Examine each line of the listing below. Copy those in which the string "data" appears.
---+---
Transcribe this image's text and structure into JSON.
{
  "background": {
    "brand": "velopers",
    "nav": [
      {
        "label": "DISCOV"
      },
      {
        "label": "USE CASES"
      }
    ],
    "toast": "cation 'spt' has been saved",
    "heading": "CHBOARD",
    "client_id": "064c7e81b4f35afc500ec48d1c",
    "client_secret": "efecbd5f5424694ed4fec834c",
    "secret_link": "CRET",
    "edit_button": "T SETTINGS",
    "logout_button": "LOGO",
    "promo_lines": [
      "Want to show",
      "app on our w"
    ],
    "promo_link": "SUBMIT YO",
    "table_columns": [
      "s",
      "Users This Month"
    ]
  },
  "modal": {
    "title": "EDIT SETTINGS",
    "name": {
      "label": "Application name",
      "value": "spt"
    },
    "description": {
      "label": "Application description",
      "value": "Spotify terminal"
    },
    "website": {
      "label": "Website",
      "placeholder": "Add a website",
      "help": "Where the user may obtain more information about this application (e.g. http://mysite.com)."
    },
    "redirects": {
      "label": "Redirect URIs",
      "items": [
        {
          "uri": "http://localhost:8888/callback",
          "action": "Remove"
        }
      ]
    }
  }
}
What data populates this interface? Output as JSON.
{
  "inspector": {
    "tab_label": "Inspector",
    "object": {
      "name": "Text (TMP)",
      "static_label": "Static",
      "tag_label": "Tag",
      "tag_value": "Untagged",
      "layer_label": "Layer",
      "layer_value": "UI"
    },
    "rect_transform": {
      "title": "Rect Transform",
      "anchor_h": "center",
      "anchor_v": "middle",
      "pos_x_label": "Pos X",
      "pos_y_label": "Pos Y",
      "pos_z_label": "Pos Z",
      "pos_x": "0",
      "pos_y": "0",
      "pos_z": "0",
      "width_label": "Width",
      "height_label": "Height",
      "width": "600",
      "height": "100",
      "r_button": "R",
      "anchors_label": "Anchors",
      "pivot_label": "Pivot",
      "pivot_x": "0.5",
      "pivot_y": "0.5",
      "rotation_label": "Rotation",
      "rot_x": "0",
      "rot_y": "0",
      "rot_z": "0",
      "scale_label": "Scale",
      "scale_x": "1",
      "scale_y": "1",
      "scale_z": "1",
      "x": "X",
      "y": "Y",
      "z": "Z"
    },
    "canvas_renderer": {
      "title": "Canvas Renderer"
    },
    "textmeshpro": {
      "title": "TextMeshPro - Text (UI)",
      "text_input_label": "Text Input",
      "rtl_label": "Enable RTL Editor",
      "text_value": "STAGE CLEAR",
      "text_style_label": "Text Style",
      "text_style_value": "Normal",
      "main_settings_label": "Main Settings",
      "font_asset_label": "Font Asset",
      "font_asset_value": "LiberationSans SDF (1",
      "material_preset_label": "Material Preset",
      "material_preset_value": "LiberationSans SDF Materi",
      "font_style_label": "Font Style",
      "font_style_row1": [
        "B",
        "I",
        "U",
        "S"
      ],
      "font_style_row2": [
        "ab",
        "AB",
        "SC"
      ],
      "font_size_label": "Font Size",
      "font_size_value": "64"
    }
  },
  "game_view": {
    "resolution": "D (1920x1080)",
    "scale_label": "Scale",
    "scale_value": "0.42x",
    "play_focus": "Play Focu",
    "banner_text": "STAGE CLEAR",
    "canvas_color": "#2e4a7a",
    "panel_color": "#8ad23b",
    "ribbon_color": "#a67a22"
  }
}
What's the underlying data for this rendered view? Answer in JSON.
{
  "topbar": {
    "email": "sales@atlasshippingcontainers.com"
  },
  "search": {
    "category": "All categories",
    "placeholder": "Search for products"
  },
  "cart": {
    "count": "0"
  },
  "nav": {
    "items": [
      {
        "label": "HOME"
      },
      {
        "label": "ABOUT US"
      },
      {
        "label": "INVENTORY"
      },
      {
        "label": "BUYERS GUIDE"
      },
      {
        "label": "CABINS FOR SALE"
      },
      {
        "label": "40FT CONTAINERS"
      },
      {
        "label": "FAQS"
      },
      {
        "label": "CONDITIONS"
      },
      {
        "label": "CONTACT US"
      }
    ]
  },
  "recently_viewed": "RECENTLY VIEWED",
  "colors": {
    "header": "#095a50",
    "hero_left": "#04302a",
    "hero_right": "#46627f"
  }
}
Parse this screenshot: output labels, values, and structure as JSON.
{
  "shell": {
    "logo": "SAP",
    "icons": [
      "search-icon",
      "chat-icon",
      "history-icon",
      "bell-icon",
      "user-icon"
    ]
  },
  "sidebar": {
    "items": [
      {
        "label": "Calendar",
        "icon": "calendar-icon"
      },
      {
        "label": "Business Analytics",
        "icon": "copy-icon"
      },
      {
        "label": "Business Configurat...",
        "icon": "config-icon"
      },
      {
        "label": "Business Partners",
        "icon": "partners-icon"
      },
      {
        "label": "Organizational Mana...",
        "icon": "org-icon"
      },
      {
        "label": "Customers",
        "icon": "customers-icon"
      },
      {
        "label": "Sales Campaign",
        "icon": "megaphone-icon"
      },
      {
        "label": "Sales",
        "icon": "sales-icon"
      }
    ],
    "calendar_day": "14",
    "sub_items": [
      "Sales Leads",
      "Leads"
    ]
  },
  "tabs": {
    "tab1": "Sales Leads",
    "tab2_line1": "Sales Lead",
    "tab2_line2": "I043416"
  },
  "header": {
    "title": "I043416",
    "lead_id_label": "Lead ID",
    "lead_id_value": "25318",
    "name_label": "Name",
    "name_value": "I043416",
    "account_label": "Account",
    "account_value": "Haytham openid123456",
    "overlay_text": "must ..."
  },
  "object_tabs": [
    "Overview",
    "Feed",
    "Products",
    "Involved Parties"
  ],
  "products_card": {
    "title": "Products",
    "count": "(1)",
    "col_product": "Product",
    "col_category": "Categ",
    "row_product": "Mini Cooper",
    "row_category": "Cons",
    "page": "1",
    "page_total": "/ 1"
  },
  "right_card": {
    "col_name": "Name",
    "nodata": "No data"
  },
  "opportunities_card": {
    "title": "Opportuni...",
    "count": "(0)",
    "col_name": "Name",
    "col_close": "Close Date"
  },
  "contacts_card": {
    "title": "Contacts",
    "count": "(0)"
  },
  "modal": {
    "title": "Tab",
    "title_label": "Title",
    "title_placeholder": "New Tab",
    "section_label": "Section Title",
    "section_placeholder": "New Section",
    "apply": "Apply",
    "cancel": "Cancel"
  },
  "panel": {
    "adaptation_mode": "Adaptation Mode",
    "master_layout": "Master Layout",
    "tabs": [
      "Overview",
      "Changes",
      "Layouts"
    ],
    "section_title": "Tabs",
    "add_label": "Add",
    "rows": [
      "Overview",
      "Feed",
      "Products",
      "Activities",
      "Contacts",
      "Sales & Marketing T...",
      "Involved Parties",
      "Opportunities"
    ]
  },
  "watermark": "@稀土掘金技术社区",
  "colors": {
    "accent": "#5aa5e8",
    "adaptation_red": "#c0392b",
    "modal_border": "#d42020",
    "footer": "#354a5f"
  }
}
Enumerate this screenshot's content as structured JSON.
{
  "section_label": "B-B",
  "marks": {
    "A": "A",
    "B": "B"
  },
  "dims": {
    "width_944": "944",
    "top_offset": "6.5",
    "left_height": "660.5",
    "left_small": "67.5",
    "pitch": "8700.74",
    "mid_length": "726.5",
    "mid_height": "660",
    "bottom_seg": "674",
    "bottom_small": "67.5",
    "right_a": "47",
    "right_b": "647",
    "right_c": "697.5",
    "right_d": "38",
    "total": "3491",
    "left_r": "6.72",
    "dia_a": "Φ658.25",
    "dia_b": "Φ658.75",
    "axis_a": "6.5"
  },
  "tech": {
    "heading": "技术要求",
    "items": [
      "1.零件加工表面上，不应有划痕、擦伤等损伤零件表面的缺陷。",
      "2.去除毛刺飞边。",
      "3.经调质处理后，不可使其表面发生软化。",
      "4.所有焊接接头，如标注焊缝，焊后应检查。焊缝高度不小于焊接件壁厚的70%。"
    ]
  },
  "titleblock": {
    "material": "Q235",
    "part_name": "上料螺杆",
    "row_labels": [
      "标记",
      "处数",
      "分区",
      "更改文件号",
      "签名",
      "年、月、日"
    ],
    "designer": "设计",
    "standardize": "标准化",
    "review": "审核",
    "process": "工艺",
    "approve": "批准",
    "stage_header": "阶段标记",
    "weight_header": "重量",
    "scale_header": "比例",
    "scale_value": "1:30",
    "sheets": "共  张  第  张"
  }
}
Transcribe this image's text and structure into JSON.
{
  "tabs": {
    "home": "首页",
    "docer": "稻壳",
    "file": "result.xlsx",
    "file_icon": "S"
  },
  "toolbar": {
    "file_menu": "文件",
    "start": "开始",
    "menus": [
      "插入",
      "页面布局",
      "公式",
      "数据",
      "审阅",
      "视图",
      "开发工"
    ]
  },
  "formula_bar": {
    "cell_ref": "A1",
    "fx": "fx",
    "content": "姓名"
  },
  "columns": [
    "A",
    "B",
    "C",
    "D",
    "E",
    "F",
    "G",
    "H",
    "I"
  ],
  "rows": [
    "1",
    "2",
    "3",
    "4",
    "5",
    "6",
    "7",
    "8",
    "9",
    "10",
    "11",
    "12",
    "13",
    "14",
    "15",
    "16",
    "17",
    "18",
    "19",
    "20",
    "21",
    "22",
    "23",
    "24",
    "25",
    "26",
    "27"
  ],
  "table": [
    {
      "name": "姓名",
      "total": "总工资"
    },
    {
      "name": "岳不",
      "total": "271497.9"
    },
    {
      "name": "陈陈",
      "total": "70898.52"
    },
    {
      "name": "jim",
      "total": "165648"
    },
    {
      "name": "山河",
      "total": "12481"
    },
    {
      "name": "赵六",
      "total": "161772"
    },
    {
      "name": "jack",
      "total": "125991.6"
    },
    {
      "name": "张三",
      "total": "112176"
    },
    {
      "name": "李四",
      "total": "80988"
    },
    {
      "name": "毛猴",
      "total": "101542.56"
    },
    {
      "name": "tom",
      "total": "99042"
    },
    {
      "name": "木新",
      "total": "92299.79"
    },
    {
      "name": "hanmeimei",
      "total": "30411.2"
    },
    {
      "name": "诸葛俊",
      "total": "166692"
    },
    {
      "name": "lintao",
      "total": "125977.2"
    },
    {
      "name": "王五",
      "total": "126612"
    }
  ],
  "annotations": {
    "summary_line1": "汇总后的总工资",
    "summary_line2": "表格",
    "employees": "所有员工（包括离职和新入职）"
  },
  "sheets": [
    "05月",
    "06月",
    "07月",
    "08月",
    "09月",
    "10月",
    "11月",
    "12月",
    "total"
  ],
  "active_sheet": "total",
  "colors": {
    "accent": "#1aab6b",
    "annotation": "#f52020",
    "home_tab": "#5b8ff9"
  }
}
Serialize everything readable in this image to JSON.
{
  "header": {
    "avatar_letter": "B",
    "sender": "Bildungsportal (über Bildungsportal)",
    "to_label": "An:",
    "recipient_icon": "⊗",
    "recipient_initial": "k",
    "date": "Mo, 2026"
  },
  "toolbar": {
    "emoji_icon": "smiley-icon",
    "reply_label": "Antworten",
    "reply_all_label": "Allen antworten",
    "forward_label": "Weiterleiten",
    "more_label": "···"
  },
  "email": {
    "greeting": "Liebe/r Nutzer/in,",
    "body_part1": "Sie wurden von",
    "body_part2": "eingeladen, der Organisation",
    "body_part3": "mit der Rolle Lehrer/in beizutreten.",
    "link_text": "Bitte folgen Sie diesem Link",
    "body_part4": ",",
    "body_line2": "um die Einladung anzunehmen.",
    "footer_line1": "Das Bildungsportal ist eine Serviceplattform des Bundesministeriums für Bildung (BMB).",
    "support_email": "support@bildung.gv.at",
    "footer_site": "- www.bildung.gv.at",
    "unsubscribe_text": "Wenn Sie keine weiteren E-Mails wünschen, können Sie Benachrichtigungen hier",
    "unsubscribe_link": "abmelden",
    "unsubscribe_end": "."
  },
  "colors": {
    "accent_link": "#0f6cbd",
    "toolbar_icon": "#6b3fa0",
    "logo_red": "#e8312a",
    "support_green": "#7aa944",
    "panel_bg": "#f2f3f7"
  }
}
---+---
▶ _Solution for this task_:
What data populates this interface? Output as JSON.
What's the underlying data for this rendered view? Answer in JSON.
    "nodata": "No data"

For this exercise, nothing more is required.